To cite the authors of the study:
“We find that cities that implemented early and extensive NPIs suffered no adverse economic effects over the medium term. On the contrary, cities that intervened earlier and more aggressively experienced a relative increase in real economic activity after the pandemic subsided.”
“NPIs” in the quote above stands for non-pharmaceutical interventions, and includes different types of social distancing measures.
The conclusions of the study were that while the economic losses due to the Spanish Flu Pandemic were huge, social distancing measures not only kept the mortality from getting worse, but in the medium term actually improved the chances of a city for recovering quicker.
While no pandemic is the same, there are certain parallels which we can use as analogies for what is happening today. These can then serve to guide us when we are making decisions on how to proceed next in the current Coronavirus Pandemic.
There are many different factors at play at the moment, and each part of the US, and each part of the world, has its unique circumstances and challenges to tackle. The nature of the pandemic is probably not the same in New York, as it is in Florida, and circumstances in Sweden are very different from those in Italy.
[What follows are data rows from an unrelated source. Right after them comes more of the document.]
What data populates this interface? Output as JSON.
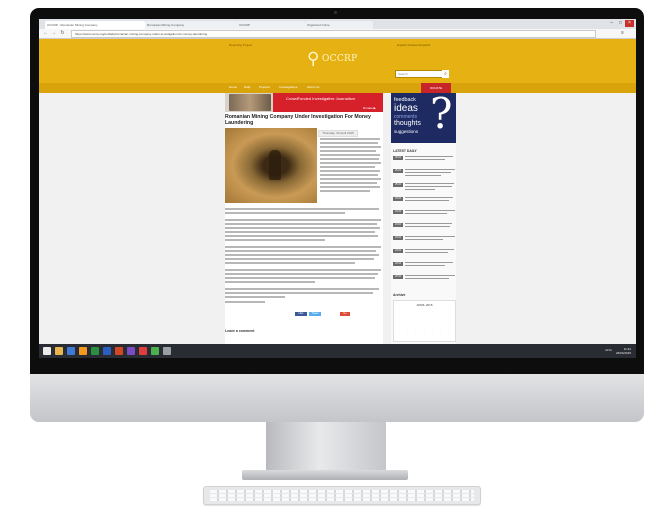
{
  "browser": {
    "tabs": [
      {
        "label": "OCCRP - Romanian Mining Company"
      },
      {
        "label": "Romanian Mining Company"
      },
      {
        "label": "OCCRP"
      },
      {
        "label": "Organized Crime"
      }
    ],
    "url": "https://www.occrp.org/en/daily/romanian-mining-company-under-investigation-for-money-laundering"
  },
  "site": {
    "header_top_left": "Reporting Project",
    "header_top_right": "English  Russian  Español",
    "logo_glyph": "⚲",
    "logo_word": "OCCRP",
    "search_placeholder": "Search",
    "search_icon": "search-icon",
    "nav": [
      "Home",
      "Daily",
      "Projects",
      "Investigations",
      "About Us"
    ],
    "nav_cta": "DONATE",
    "brand_color": "#e6b112"
  },
  "banner": {
    "text": "CrowdFunded Investigative Journalism",
    "cta": "Donate ▶"
  },
  "article": {
    "title": "Romanian Mining Company Under Investigation For Money Laundering",
    "date": "Thursday, 23 April 2015",
    "share": [
      "Like",
      "Tweet",
      "G+"
    ],
    "leave_comment": "Leave a comment"
  },
  "sidebar": {
    "ad": {
      "feedback": "feedback",
      "ideas": "ideas",
      "comments": "comments",
      "thoughts": "thoughts",
      "suggestions": "suggestions",
      "qmark": "?"
    },
    "latest_heading": "LATEST DAILY",
    "latest_dates": [
      "26.04",
      "25.04",
      "25.04",
      "24.04",
      "24.04",
      "23.04",
      "23.04",
      "23.04",
      "23.04",
      "22.04"
    ],
    "archive_heading": "Archive",
    "calendar_title": "APRIL 2015"
  },
  "taskbar": {
    "tray": "ENG",
    "time": "11:42",
    "date": "26/04/2015"
  }
}
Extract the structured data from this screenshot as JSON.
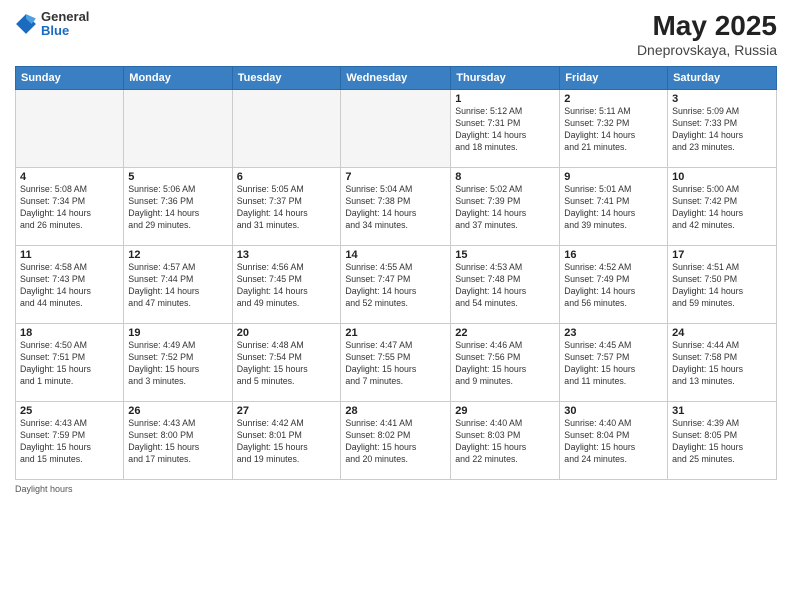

The responses therefore should not be the same for each place. However, history teaches us not to be too complacent. A second wave is a very high possibility, and could be even worse than the first one. That’s why it is important for cooler heads to prevail.
Now is not the time to go back to normal.